5 Mental Health Steps for Divorce

1. Is Divorce something I am ready to do? Many partners are usually at vastly different levels of readiness to enter into the divorce stage. There’s a lot of emotion and people tend to react instead of figuring out what may be the best plan for the family. Moreover, the partner that is ready to forge ahead needs to realize and understand that their spouse might not be at that same stage of readiness.

Working with a family therapist will help you determine timing and when to take the next step into divorce. Discernment counseling, specifically, is very limited in scope and addresses whether to get divorced or work on your marriage. If divorce is the ultimate decision, then parties can ease into a more amicable and collaborative process with the help of a family therapist as their guide.

2. Determine your Goals. While you may be mad, frustrated or tired of everything, don’t let those emotions dictate what your ultimate goals will be when it comes to divorce. Determine what you want to accomplish as part of the divorce process, as well as your immediate and long-term post-divorce goals. Couples have to make some pretty important legal decisions while working through a very stressful and emotional time in their life. Assessing your goals and then picking the process that will meet your needs, will set the tone for future family planning putting those you most care about first.

3. Take Care of Yourself. Because of the overwhelmingness of the legal and emotional process of going from one household to two, sometimes it’s easier to turn to various things like food, alcohol or other addictions. Self-Support is crucial and necessary as you work through this adjustment phase. Start with maintaining a weekly/daily routine that involves healthy eating, getting enough sleep and building in time for exercise and mindfulness.

4. Find your Support Network. To keep that mental stability you will need support as you work through the divorce process. Get together with friends and family and talk to them about your situation, with the one caveat that if they give you advice (and usually they will), know that everyone’s situation will be different and what worked for one family may not work for yours. In addition, find time to meet with an individual therapist and look for group support through church or other organizations. One example of a low cost but effective support group can be found at divorcecare.org.

5. Find your New Beginnings. While divorce can be an uprooting of your life as you have known it, it doesn’t mean your life is over. While it may take some time to heal, there’s an opportunity now to shift your focus and explore new interests, new endeavors, new work or business opportunities. Now is the perfect opportunity to reassess your priorities. Become an explorer and start making decisions that will shift your path in innovative and creative ways towards future goals.

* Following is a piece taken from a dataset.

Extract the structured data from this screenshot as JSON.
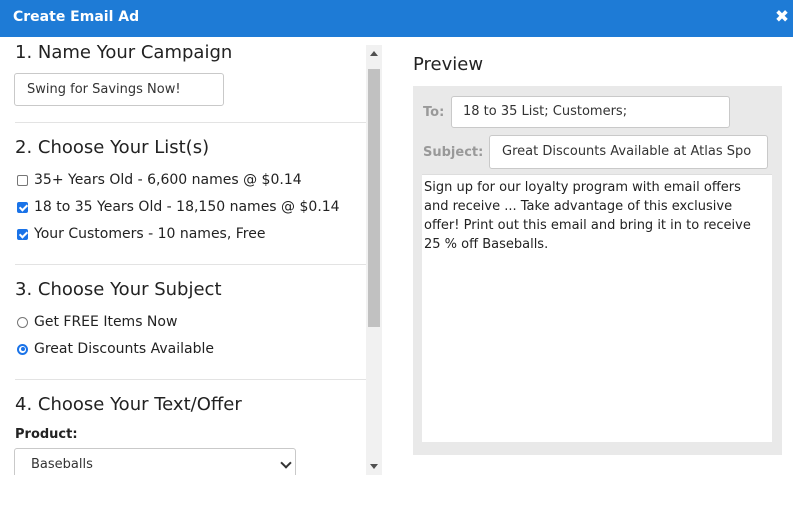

For a more information about the legal as well as procedural aspects of divorce, contact Heart Law, LLC.